The Best Blog Spot
Join us for a free, live webinar and learn how to drive revenue with content marketing. Tune in 8/4 at 10:30 a.m. PT. Register Now »
When planning a business blog, the first question is often the most difficult: What is the best domain hosting strategy?
You have three options, each with benefits and drawbacks:
Standalone domain (e.g., businessname-blog.com): A standalone domain, also known as a top level domain, is separate from your business's website domain. That can often be a good thing because:
- The blog extends your brand through a separate domain.
- Once indexed, the blog provides a unique search result for your business.

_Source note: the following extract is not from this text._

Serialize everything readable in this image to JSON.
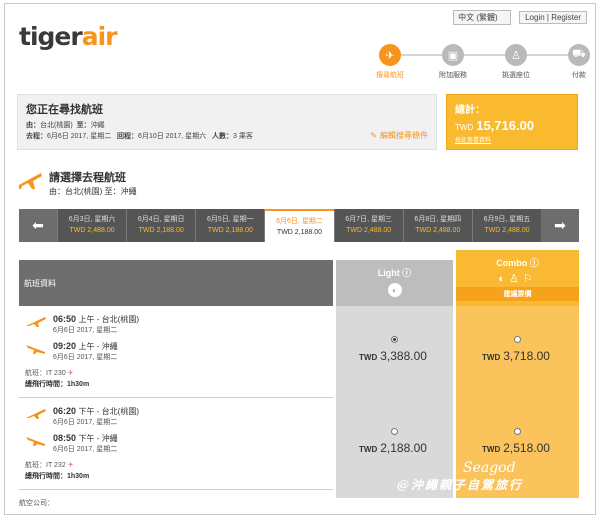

- Quality back links from your blog to your business website may raise the website's search engine ranking.
- Including a city or state in the domain name, such as www.your-town-gardening.com, might help generate local search results.
Avoid Keyword Overkill
When choosing a domain name for your blog, you may be tempted to pack it with keywords to improve your search ranking (for example, chicago-illinois-landscaping- gardening .businessname.com). Avoid the temptation. Stuffing keywords into your domain name can result in penalties for keyword spamming. In addition, none of your customers will be able to remember such a long domain name. If you do include a keyword or two, be sure to separate all words with hyphens, so that search engines can identify them as separate words.
Hosting your blog on a separate domain may seem ideal, but it does have drawbacks: Maintaining separate sites requires more time and effort, and any inconsistencies between the two sites could cause brand confusion. Also, the new blog must build its own search engine authority starting from scratch.
Subdomain (e.g., blog.businessname.com): Like a standalone domain, a subdomain is considered a separate entity by search engines. It carries many of the same potential benefits and drawbacks as a standalone domain but offers one additional benefit. You can, with most hosting services, set up several subdomains on a single account, so you can present unique content for different products and services on different domains; for example, ceoblog.businessname.com and companyblog.businessname.com.
Subdirectory (e.g., businessname.com/blog): Many businesses host their blogs in a directory (folder) on the website domain for three good reasons:
- Accessing the website and blog through a single hosting account saves time and money.
- The blog immediately benefits from the main domain's existing search engine ranking and contributes to improving it.
- Subdirectories let you organize blog content into highly descriptive URLs that search engines love to index and rank.
Of course, hosting your company's blog and website on the same domain can work against you, too. If your website lacks authority and trust, it can negatively affect your blog's popularity and search ranking--and vice versa.
Examine your business goals and resources and carefully consider your options when deciding on a URL strategy. Moving a blog later, though possible, is often difficult and carries the risk of losing the search engine authority you invested so heavily in building.
Mikal E. Belicove is a market positioning, social media and management consultant specializing in website usability and business blogging. When he is not working or ghosting blog entries for clients, Belicove can be found musing about the world on belicove.com and can be reached at firstname.lastname@example.org .